William Conger (born 1937) is a Chicago-based, American painter and educator, known for a dynamic, subjective style of subtraction descended from Kandinsky, which consciously employs illogical, illusionistic freshen and open and ambiguous forms that evoke metaphorical associations. He is a advocate of the "Allusive Abstractionists," an informal society of Chicago painters self-named in 1981, whose paradoxical styles countered the reductive minimalism that dominated post-1960s art. In 1982, critic Mary Mathews Gedo hailed them as "prescient prophets of the other style of abstraction" that flowered in the 1980s. In his essay for Conger's fifty-year career retrospective, Donald Kuspit called Conger art-historically venturesome for forging a passage of subjective deletion after minimalism had allegedly purged painting of an inner life. Despite bodily abstract, his produce an effect has a strong connection to Chicago's urban, lakeside geography and displays idiosyncratic variations of tendencies identified once Chicago Imagist art. A hallmark of Conger's career has been his long-lasting capacity for improvisation and discovery within self-prescribed stylistic limits.

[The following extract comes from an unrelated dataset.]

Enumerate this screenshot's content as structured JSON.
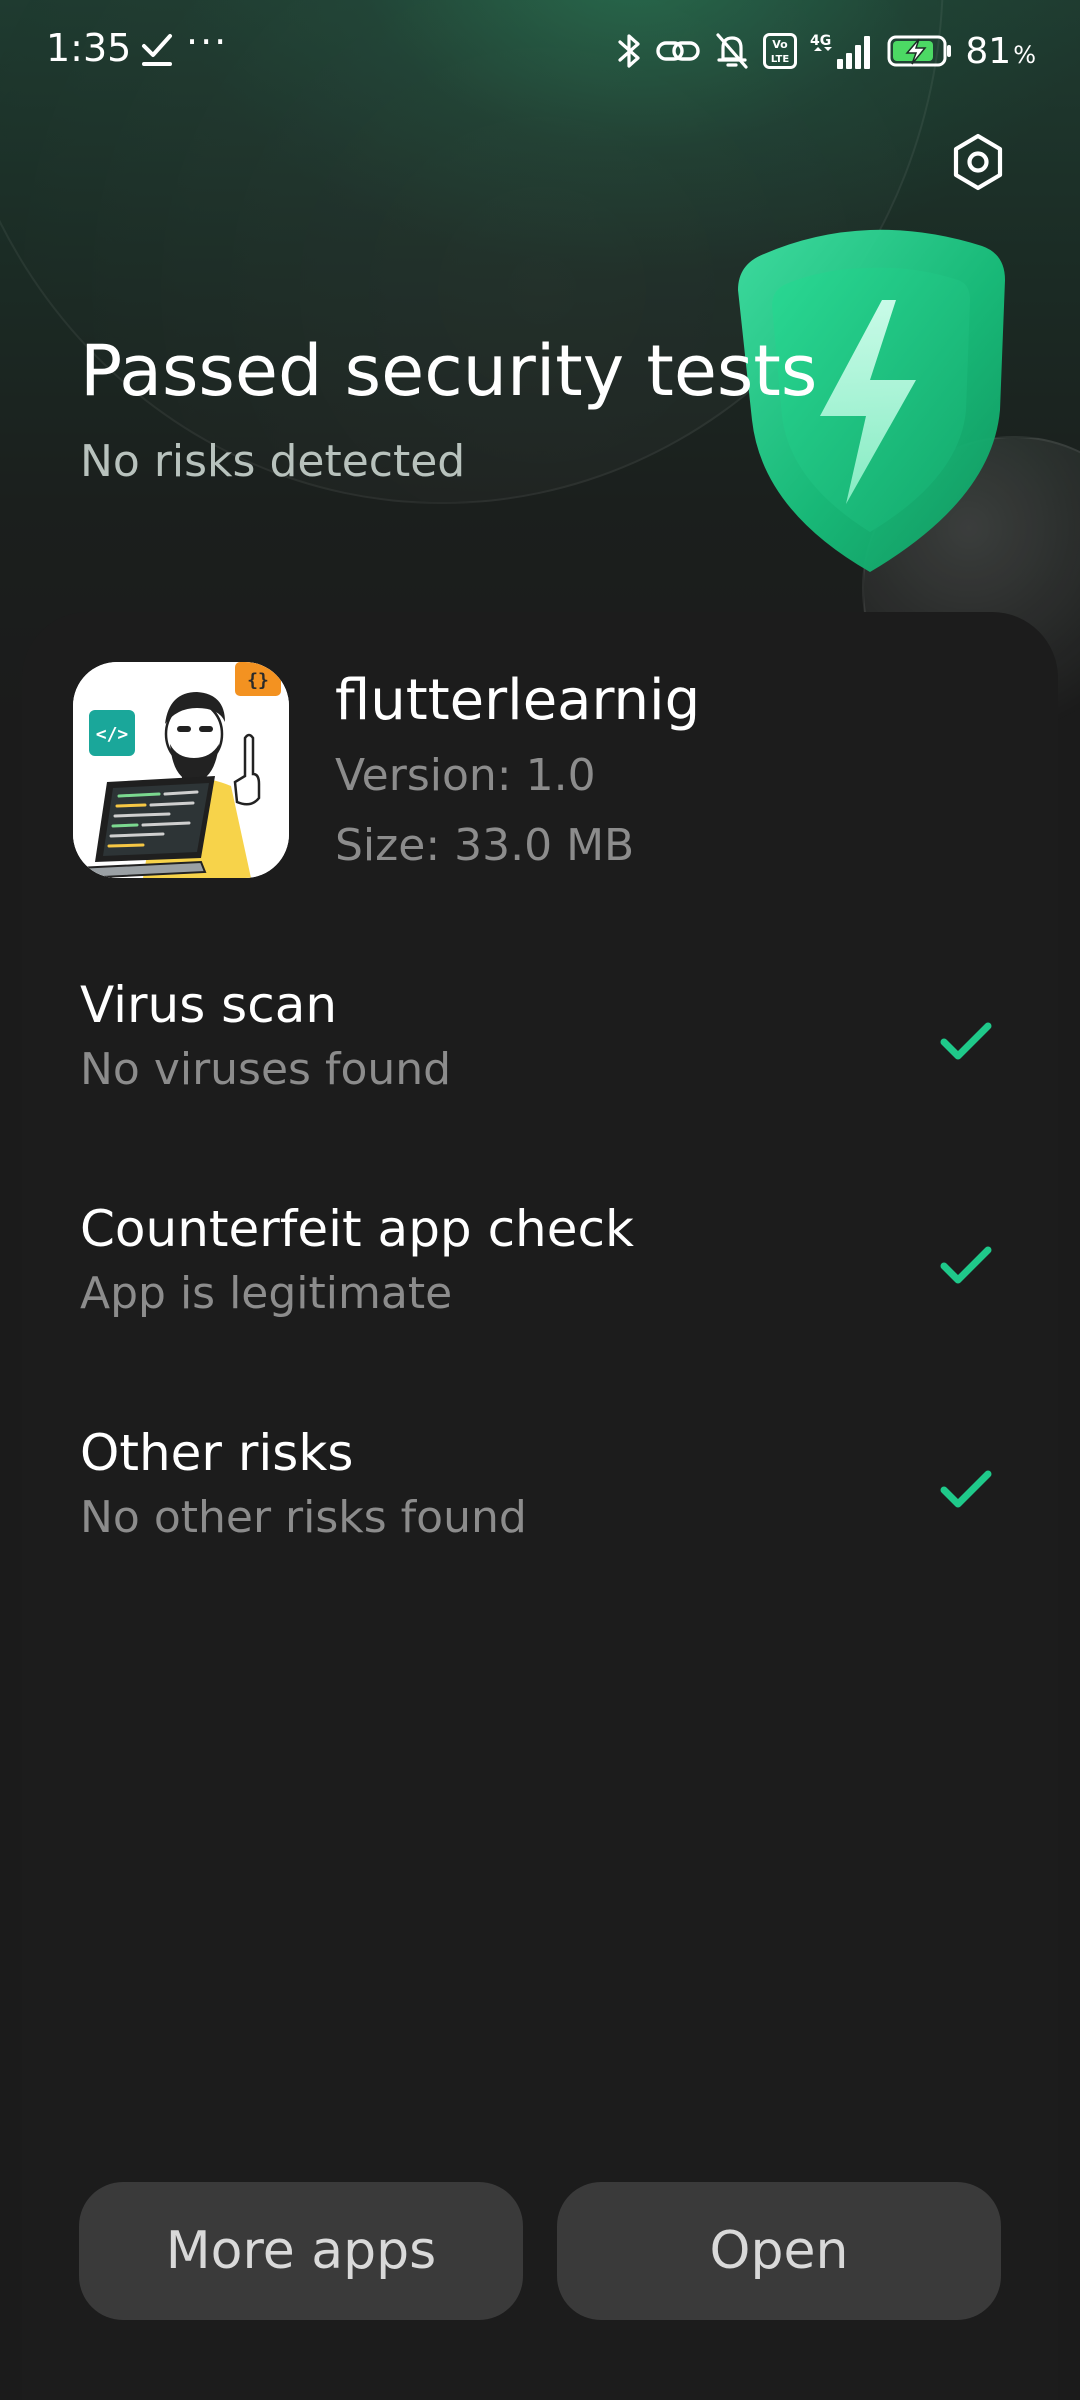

Conger has shown at the Art Institute of Chicago, Museum of Contemporary Art, Chicago (MCA), the Krannert Art Museum, and Jonson Museum, and in numerous solo exhibitions in Chicago and beyond. His undertaking has been discussed widely in national publications such as Artforum, Art in America, Arts Magazine, and ARTnews, and major dailies including the Chicago Tribune and Los Angeles Times. He has been official by the Pollock-Krasner Foundation, City of Chicago Public Commissions, inclusion in the Smithsonian Archives of American Art, and purchases by public and private collections. In accessory to his art career, Conger has taught and chaired art departments at DePaul University and Northwestern University, and written very nearly art.